An injury of this severity in any other sport would have the competitor carried off the field, followed by an extended time of recovery. Everyone knows you can’t carry on with that kind of pain. Contador apparently didn’t get that memo. He carried on racing with the team doctor’s assurance that the worst of the pain should subside after a few days. On the second day he still needed to be helped into his racing jersey, but carry on he did. As of today he still can’t lift his left arm over his head.
Pro cyclists are a tough lot. A 21 day Grand Tour exacts a huge toll of physical suffering and mental strain, all with only two or three rest days. This year’s Giro has more than 43, 000 meters, or 176,000 feet of climbing. Under the best of circumstances it’s a race of attrition. Under normal circumstances, bad days must be overcome with harder work on the next day – while surrounded by hungry competitors at the top of their game.
We’ll be hearing the media drone on about under-inflated footballs, but we won’t be hearing about the top sports story of the year.

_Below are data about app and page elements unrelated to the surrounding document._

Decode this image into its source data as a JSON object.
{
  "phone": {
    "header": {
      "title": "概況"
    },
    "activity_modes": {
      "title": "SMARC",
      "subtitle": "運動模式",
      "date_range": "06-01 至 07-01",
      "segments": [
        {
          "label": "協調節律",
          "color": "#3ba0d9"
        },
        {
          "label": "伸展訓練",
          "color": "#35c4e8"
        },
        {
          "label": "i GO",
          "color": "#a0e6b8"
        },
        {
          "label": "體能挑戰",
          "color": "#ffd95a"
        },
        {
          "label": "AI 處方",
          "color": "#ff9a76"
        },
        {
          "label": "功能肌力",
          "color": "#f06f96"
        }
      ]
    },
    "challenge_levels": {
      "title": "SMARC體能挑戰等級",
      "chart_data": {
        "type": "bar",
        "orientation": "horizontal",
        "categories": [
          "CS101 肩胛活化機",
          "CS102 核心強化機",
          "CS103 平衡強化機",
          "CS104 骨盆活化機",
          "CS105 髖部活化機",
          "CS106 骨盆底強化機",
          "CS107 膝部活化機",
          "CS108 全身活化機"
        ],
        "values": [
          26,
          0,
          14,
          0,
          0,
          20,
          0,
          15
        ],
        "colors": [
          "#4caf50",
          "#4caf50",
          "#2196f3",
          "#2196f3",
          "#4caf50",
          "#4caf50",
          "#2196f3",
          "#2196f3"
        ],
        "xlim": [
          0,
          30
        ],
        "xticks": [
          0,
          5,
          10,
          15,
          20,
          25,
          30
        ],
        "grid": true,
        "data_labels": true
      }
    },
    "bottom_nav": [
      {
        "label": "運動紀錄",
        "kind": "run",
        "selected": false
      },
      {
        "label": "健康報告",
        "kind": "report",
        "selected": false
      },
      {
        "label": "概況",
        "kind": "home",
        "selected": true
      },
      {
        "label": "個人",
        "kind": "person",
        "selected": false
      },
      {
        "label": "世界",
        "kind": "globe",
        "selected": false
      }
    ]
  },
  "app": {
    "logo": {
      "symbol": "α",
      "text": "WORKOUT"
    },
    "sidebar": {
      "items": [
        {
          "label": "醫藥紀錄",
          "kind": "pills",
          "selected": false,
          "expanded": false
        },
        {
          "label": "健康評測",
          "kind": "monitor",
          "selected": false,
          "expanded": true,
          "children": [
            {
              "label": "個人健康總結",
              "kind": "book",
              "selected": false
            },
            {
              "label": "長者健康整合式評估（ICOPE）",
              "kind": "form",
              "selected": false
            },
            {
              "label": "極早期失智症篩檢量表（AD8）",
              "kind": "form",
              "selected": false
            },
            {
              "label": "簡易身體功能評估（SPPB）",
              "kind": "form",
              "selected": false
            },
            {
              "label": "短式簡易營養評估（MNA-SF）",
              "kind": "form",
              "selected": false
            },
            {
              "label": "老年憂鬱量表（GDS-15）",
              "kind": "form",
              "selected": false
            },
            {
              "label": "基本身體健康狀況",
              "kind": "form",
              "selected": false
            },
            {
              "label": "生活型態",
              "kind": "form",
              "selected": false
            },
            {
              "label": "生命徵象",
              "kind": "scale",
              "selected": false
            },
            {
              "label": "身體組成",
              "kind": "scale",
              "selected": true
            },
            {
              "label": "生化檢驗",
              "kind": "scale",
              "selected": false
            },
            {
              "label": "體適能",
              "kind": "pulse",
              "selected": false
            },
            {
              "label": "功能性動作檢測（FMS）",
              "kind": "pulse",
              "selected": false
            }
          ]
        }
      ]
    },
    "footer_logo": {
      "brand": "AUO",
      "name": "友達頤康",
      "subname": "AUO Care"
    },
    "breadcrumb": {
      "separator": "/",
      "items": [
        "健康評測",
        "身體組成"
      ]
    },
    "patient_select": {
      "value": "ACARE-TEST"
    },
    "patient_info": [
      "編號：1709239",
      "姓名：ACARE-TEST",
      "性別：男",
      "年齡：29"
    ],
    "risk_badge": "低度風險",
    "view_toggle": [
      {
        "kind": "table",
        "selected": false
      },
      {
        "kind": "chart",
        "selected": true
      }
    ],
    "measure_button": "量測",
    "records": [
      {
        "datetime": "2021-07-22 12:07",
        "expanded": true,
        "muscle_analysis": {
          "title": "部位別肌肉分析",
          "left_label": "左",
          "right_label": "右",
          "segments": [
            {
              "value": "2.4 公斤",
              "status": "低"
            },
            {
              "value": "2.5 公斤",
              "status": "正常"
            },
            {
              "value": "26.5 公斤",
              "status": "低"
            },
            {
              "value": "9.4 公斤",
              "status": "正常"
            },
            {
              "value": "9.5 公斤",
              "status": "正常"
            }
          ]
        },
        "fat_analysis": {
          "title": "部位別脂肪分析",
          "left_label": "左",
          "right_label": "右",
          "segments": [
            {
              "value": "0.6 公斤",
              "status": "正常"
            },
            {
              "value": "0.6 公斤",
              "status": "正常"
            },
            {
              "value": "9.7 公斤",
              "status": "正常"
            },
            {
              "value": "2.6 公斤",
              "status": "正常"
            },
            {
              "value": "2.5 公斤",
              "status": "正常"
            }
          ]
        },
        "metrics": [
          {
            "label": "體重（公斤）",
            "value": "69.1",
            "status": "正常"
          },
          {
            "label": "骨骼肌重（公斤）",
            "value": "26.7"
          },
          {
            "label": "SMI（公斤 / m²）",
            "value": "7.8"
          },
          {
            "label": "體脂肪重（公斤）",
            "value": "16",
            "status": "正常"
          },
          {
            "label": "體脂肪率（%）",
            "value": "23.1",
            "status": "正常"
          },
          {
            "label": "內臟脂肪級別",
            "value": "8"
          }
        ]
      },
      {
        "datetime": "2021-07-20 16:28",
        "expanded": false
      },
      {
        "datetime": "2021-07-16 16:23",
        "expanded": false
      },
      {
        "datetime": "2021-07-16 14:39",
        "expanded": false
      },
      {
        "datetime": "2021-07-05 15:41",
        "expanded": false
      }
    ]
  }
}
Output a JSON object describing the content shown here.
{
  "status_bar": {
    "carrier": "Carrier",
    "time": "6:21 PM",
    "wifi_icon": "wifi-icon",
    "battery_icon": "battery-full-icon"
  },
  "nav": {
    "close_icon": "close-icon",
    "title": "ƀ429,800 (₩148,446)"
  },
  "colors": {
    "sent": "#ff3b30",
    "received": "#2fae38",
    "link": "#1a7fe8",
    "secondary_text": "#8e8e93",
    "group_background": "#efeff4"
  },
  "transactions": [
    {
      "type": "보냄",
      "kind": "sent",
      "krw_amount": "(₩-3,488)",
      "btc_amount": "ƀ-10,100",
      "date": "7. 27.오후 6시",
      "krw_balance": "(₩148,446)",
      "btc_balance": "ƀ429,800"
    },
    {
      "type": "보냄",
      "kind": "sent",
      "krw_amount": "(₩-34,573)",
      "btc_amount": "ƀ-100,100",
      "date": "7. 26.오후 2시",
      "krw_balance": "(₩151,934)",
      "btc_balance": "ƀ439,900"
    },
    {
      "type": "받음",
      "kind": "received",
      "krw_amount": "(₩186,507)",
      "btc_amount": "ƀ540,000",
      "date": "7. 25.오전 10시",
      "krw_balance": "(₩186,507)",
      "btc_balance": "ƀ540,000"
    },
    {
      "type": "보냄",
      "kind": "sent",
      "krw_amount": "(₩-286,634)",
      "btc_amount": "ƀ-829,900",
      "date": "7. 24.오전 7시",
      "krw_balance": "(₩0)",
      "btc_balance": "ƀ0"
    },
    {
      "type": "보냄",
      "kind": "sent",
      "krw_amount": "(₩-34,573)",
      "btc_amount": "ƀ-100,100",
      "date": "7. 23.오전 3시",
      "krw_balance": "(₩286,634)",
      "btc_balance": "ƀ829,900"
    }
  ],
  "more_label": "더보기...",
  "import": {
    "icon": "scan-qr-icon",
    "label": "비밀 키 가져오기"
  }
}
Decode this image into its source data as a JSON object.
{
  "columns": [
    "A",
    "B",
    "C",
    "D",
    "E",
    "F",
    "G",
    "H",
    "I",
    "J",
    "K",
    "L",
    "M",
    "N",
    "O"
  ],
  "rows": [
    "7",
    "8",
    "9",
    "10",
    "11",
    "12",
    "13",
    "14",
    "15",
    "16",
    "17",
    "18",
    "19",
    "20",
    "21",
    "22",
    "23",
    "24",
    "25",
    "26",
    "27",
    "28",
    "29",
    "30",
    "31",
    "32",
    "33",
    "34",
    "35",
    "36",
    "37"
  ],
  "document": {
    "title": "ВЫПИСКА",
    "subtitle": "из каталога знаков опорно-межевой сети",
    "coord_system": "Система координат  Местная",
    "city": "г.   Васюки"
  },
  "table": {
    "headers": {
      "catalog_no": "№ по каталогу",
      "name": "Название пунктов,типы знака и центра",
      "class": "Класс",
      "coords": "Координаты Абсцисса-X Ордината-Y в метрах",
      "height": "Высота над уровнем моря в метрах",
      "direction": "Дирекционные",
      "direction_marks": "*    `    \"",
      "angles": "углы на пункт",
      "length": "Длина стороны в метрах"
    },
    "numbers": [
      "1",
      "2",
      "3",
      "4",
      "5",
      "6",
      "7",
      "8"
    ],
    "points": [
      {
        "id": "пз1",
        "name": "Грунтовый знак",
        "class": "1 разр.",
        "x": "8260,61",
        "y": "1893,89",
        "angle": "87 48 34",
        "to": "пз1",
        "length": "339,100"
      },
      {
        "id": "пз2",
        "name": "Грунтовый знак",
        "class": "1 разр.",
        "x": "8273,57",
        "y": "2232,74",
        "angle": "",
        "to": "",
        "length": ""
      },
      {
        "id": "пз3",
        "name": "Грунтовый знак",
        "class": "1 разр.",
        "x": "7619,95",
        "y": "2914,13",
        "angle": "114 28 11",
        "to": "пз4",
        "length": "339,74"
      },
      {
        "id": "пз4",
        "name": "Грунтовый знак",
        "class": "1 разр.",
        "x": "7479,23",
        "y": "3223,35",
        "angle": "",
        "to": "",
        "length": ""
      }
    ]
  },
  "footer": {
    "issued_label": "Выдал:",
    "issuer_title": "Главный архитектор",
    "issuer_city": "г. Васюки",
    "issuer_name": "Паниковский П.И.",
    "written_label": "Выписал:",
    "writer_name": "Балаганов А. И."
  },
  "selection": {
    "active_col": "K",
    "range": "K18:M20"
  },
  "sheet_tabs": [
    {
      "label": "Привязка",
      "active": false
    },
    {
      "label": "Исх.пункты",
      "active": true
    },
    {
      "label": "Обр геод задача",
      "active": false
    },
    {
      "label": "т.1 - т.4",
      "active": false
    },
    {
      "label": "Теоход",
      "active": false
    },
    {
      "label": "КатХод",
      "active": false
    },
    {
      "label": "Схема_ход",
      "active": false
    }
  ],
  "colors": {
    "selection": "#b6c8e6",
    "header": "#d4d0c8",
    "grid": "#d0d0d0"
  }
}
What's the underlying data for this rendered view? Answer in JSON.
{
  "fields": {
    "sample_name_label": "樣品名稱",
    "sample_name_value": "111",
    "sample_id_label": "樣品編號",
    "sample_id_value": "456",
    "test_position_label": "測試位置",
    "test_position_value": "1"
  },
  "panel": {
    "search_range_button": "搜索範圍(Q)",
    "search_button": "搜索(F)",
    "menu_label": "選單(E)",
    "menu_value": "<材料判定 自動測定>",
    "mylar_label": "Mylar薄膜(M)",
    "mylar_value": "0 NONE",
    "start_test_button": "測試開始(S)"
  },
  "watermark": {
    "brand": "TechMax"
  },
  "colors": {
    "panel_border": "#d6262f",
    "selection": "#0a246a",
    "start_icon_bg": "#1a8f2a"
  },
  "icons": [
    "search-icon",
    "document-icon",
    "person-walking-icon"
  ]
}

Guts, courage and determination have come together in a special way for Contador during this year’s Giro. It’s what makes cycling a great sport.